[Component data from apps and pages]
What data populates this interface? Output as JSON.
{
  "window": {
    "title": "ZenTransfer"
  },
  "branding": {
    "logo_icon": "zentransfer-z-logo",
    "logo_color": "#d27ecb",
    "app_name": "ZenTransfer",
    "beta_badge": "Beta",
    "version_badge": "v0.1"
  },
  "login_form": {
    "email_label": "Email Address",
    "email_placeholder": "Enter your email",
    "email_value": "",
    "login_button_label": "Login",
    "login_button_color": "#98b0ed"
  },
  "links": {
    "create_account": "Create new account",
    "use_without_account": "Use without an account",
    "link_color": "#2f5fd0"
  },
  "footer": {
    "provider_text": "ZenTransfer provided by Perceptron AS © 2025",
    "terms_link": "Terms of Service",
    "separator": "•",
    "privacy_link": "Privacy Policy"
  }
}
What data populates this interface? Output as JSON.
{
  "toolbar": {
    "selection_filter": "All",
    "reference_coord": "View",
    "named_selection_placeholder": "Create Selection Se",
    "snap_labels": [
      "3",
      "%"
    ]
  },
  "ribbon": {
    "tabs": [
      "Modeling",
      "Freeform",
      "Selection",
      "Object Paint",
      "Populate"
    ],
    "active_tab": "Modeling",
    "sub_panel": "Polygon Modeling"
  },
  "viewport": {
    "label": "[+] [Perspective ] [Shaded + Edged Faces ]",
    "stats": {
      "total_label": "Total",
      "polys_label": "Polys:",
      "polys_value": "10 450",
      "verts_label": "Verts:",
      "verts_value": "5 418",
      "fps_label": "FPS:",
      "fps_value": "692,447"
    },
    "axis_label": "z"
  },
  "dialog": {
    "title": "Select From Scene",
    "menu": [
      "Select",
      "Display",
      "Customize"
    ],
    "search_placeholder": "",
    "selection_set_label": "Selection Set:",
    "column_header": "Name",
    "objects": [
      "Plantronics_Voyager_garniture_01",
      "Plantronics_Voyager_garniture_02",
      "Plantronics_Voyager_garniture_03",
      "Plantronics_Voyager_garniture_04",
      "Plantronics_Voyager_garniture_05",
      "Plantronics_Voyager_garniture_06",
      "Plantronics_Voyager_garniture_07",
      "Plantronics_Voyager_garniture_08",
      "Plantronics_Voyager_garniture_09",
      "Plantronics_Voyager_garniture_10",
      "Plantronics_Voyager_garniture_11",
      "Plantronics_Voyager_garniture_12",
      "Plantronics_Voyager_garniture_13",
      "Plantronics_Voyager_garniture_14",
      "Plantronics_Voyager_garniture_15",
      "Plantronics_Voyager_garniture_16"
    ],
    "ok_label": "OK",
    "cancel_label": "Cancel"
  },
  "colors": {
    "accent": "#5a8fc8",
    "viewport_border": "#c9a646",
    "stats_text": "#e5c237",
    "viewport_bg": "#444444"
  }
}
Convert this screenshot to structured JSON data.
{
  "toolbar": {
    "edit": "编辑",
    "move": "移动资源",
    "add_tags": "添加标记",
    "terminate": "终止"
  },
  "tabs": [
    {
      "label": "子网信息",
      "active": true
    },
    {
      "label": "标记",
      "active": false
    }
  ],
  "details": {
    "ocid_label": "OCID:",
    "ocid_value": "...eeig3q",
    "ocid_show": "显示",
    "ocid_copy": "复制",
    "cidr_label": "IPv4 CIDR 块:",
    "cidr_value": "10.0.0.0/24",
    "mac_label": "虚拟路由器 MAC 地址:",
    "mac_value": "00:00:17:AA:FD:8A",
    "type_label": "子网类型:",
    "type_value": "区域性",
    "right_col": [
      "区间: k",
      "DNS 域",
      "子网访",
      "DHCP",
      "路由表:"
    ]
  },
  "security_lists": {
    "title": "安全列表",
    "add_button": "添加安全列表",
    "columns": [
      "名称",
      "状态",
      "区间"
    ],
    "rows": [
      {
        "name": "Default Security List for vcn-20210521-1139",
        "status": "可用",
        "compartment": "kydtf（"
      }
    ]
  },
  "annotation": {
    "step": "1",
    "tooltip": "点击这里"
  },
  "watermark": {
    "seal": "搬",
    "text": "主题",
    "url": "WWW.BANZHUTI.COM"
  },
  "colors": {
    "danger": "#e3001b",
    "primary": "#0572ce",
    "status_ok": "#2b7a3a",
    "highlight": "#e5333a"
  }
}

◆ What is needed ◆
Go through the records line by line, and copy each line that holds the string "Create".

◆ Task solution ◆
    "create_account": "Create new account",
    "named_selection_placeholder": "Create Selection Se",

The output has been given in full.